“After understanding the nature of these sprints, which were focused on the power of applying design-centered thinking, technology and the combination of federal open data sets with other data sources, we decided we could jumpstart a similar application to smart cities,” he said. 

At The Opportunity Project event on November 29, the team conducted live demos of Transity to a range of professionals, representing tech giants like Cisco and IBM as well as federal agencies including the Census Bureau, Department of Education and Department of Transportation. They were the only undergraduate students among 12 groups presenting that day.

“We had the good fortune of making a lot of new connections,” said team member Andrew Fu, “and potentially exploring further opportunities with them.” He and his teammates are also grateful for support they have received from Teradata and data visualization experts at Qlik.

Screenshot of the commuter interfaceBlending federal and local open data with private sector big data, Transity’s commutability score quantifies how accessible is it to get from point A to point B in a city with diverse mobility options such as Columbus. The team developed interfaces for two audiences, commuters and city planners.

In addition to base travel time, the Transity commutability score factors in time of day traffic and pedestrian congestion based on cell phone positional data, as well as accessibility to services such as parking garages or bus stops. The score also considers the commuter’s mode of travel—driving, biking, public transit or walking—as well as time and day of week. All of these factors lead to different commutes, and thereby personalized Transity scores.

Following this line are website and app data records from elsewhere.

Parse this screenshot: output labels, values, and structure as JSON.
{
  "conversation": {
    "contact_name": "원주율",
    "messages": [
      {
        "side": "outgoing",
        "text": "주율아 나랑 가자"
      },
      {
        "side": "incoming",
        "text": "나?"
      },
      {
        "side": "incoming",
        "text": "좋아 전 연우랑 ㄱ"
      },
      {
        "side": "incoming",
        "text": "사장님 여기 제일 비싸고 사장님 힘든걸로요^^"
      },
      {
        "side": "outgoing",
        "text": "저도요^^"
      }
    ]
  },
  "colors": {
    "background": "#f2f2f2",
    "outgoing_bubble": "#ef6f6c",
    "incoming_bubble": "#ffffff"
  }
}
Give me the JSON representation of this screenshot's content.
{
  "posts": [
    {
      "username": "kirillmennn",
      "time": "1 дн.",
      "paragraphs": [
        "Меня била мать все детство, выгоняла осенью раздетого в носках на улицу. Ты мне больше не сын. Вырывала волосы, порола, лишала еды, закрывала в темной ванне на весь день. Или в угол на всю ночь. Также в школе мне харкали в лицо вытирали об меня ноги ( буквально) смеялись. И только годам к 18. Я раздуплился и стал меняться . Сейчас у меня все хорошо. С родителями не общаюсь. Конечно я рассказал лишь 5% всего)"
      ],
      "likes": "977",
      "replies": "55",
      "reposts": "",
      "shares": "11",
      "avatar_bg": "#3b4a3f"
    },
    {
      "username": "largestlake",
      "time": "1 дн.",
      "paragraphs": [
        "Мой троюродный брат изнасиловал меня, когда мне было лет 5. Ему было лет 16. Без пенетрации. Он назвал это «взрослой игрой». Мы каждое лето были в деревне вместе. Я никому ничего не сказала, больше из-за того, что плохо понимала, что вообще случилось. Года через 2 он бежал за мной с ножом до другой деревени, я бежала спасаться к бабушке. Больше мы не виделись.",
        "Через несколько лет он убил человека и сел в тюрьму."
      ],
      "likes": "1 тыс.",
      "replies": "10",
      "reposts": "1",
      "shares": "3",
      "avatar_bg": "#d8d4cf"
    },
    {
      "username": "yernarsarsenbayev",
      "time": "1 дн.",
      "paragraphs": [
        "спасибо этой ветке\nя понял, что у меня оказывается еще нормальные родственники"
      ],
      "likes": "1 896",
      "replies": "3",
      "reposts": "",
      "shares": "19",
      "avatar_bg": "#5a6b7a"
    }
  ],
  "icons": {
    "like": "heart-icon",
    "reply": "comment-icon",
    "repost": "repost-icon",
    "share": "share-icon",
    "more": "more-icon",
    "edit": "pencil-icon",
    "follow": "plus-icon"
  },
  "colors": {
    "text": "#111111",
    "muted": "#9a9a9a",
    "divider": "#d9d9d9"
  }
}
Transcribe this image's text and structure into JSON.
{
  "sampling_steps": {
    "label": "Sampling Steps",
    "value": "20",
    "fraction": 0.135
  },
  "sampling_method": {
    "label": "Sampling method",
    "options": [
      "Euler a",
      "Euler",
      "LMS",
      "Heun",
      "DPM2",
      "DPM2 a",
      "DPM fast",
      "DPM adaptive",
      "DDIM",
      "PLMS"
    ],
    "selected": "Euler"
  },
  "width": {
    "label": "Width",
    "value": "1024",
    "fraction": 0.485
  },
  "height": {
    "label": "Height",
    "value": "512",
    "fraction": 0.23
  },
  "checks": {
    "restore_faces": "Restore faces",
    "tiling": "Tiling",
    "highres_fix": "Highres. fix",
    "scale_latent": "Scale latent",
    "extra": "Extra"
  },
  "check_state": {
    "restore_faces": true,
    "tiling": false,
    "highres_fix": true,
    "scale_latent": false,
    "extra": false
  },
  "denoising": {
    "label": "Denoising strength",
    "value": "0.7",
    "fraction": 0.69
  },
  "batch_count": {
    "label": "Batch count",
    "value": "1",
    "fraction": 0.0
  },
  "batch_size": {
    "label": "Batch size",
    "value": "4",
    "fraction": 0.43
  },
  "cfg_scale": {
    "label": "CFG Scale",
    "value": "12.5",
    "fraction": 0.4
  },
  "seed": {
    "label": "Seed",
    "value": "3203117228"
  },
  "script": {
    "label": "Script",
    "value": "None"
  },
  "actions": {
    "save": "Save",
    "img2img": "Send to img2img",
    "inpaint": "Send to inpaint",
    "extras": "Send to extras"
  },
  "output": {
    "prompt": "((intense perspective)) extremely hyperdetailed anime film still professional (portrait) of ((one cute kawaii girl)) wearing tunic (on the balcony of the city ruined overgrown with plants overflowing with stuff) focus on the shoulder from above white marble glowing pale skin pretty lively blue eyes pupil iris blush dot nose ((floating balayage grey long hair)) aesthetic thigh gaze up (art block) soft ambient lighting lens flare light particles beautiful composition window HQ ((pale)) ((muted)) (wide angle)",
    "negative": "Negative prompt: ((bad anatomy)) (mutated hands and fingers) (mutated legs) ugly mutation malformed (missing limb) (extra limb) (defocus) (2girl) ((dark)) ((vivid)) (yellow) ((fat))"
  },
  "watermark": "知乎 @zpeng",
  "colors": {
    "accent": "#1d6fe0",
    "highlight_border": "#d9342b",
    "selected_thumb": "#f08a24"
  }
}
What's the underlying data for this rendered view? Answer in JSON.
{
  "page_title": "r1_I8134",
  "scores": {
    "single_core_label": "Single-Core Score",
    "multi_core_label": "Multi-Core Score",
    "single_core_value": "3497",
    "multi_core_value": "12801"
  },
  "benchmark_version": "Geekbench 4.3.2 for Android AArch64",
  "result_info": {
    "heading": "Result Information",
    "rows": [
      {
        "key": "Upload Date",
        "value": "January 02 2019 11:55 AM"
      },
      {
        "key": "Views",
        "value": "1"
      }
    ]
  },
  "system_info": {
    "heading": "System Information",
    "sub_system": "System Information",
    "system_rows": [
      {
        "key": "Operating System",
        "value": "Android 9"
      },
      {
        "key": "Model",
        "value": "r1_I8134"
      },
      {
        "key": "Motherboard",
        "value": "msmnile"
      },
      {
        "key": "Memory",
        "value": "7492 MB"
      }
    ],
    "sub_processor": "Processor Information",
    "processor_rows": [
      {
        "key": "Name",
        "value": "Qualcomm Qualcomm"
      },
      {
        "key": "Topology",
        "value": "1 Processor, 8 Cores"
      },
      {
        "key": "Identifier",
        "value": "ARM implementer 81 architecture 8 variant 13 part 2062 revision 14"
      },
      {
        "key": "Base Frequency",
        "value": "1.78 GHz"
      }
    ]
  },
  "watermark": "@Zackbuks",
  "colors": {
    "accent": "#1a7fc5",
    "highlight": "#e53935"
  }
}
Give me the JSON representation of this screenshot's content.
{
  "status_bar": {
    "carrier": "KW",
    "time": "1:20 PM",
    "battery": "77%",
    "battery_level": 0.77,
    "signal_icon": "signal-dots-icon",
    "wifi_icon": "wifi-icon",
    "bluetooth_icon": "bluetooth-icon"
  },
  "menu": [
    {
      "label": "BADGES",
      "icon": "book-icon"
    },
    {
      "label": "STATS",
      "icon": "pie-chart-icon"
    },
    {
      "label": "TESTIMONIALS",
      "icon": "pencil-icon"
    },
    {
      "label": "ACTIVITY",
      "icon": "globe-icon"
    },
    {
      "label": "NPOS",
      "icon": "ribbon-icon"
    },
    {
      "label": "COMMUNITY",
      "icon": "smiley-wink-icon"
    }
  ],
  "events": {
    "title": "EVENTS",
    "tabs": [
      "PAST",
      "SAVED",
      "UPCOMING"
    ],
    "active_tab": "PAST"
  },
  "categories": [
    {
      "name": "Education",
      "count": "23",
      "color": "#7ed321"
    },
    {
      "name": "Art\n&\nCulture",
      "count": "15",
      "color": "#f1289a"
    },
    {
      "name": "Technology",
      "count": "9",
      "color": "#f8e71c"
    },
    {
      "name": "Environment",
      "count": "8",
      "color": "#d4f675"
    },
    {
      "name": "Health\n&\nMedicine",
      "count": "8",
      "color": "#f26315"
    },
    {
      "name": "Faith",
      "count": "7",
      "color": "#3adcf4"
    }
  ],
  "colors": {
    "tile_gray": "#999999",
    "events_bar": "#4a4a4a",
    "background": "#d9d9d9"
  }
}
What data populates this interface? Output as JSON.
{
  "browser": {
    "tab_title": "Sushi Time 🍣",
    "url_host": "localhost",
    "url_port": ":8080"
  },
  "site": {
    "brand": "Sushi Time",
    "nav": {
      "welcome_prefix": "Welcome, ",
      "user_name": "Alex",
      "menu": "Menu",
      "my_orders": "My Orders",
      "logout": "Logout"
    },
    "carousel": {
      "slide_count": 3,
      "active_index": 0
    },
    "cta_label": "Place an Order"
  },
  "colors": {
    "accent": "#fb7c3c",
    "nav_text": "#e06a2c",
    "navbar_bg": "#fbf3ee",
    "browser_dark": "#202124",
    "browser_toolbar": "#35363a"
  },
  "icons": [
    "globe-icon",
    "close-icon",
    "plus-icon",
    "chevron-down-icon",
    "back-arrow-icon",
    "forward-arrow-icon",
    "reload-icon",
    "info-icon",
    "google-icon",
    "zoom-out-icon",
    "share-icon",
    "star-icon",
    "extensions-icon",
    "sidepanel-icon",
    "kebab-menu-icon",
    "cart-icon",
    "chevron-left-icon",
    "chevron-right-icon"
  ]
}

The city planner view adds insight from federal data on where people live, where those same people travel to for work, and socioeconomic information on the areas where people work. This new perspective could inform decisions that improve an area’s commutability.

Up next for the team is a trip downtown to present Transity to Smart Columbus officials.

“Transity is more than just an application,” Fu said, “it’s a platform that can provide a holistic view of patterns allowing analytics and what-if questions about daily commute journeys.”